Record Type: Non-Journal
Publication Date: 1996-Mar-27
Pages: 26
Abstractor: N/A
Reference Count: N/A
ISBN: N/A
ISSN: N/A
Transcending E-Mail Dissonance: the Mediating Effects of Feminine Rhetoric.
Lemon, Hallie S.
Sample excerpts from e-mail discussion used in place of the traditional journal in freshman composition illustrate the fascinating issues raised in this new forum. E-mail allows confrontational statements that would not have been made face-to-face and puts in written form a dialogue for analysis by the entire class. A study concentrated on three women and their responses to an e-mail discussion on affirmative action. When a White male student entered the conversation criticizing Blacks for their abuse of food stamps, a female student called him on his stereotypical generalizations. Her response could be characterized as "subjective knowledge," as defined in "Women's Ways of Knowing." She used empathy to "share the experience that has led a person to an idea." A second female student entered the conversation but did not make use of narrative the way the first female student did. Rather than distrusting logical analysis, "Michelle" seemed to be saying that if people reason logically (and do not use faulty generalization), racism can be put to an end. Her response is characteristic of the procedural knowledge from "Women's Ways of Knowing." A third female student is more difficult to classify but intriguing to listen to. Her approach is Utopian: she compares the status quo to an ideal vision of what it could be. Sample evaluations show that the students regarded the listserv assignment positively; excerpts from the e-mail conversations are included, as is a course assignment. (TB)

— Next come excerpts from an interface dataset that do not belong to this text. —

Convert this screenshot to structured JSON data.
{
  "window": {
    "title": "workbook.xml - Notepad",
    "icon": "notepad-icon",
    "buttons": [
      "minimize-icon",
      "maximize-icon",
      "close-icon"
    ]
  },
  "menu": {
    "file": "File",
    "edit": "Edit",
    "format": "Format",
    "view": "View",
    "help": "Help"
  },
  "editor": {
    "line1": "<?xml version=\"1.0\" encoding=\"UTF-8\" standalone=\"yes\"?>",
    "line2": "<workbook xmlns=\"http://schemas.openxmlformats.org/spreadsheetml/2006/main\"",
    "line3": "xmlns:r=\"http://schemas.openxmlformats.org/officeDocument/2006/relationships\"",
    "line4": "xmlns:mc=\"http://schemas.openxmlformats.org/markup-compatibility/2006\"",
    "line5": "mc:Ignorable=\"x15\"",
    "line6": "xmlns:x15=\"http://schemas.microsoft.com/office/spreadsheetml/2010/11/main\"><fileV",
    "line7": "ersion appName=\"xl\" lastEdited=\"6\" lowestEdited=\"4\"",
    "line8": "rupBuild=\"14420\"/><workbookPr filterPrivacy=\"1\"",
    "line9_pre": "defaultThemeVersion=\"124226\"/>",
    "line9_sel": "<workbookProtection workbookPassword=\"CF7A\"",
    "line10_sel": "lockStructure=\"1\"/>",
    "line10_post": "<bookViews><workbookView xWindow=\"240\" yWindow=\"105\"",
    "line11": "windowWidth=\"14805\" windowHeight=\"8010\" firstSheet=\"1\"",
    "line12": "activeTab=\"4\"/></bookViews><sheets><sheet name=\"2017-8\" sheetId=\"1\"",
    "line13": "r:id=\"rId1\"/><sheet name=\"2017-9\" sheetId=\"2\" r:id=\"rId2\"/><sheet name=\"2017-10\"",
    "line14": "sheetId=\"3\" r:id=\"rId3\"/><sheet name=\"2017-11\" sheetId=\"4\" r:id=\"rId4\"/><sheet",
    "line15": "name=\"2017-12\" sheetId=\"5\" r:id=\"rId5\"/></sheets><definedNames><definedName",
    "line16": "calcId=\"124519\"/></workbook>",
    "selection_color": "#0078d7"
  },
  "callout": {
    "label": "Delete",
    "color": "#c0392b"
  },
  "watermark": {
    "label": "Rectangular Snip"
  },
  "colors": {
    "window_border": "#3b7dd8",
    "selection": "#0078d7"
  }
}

Publication Type: Speeches/Meeting Papers; Reports - Research
Education Level: N/A
Audience: N/A
Language: English
Sponsor: N/A
Authoring Institution: N/A